The introduction and continuous update of EHRs has been both a boon and a bane for healthcare professionals. A boon because we now have a huge opportunity to document health electronically and therefore, link observable clinical patterns with up to the minute research and insights on the population at large. A bane because data entry comes at the cost of patients not getting critical face time with their doctors. Instead, this encounter becomes documentation driven rather than patient centered. These collective workloads combined with perverse productivity can result in unnecessarily tragic outcomes or a high cost intervention when a well-timed, low cost treatment would have sufficed. Unfortunately, the patient has the most to lose in either scenario. That is why we must change the entire model around the EHR and make it a conduit for empowerment, not burnout.

Given the current state of health information storage, exchange and analysis, we see big data in healthcare playing a vital role in the future of healthcare delivery, in the form of precision and predictive tools that can help alleviate this pain point. This is exactly where companies like CloudMedx come in, to instill more confidence and precision in the clinical workflow so that every encounter is not a novel case study or trial and error process. Clinical analytics tools that are more focused on predictive analytics will allow doctors to see key trends in large patient populations that can be applied to individual patients, thereby allowing doctors to make informed decisions at the point of care and not be flooded with information that is not insightful or non-useful.

Imagine if the risks for certain adverse events in an individual patient could be predicted well in advance, just as most of these diseases don't spring overnight but build up over long periods of times and leave bread crumbs in the form of clinical history. These patterns are hard to spot in one-off doctor visits but over time, and especially when used in reference to a large population set, provides easy to spot empirical evidence for individual level assessments. This predictive analytics when coupled with precision delivery can be used to off-set the risk by taking certain precautions in the form of custom tailored care plans that outline medications, lifestyle changes, and follow up visits, and can be easily introduced by an intervening doctor. This leads to healthier outcomes for the patient and reduced workload for the providers and health systems.

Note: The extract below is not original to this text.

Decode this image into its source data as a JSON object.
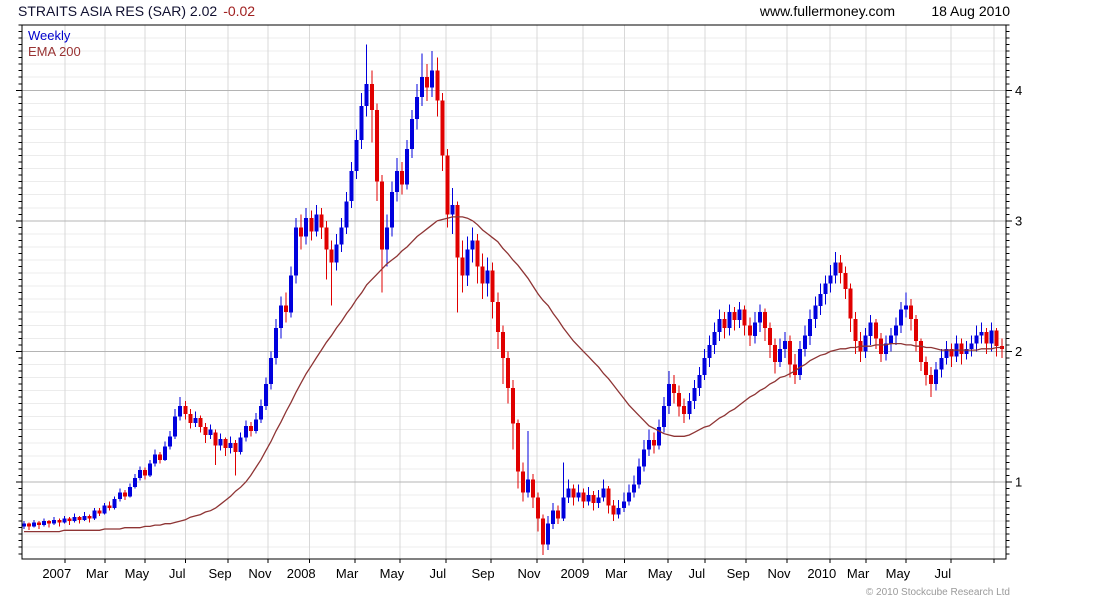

The good news is that there are a few companies leading the pack in big data and machine assisted data driven medicine. They utilize their large computing power to sift through large deposits of structured and unstructured data from huge population sets, and derive insights that can be applied to individuals as well providing a cross sectional and multi-faceted analysis. Specifically, taking the mess that is the EHR and other healthcare data sources and identifying patterns that are useful and actionable - right at the point of care. Clinical AI platform companies like CloudMedx are helping physicians' spot early risk and rising risk patients so that they can intervene and off-set such risks through precision guided healthcare delivery. These companies are doing their part to improve patient outcomes, reduce fatigue and improve the system as a whole. Over time, we hope that our healthcare system can be brought into the 21st century, with all the promise that it holds, thereby not only reducing physician fatigue and burn out but optimizing each clinical encounter for the benefit of the patient – with an improved clinical and financial outcome.

http://www.beckershospitalreview.com/healthcare-information-technology/20th-century-medicine-in-a-21st-century-world.html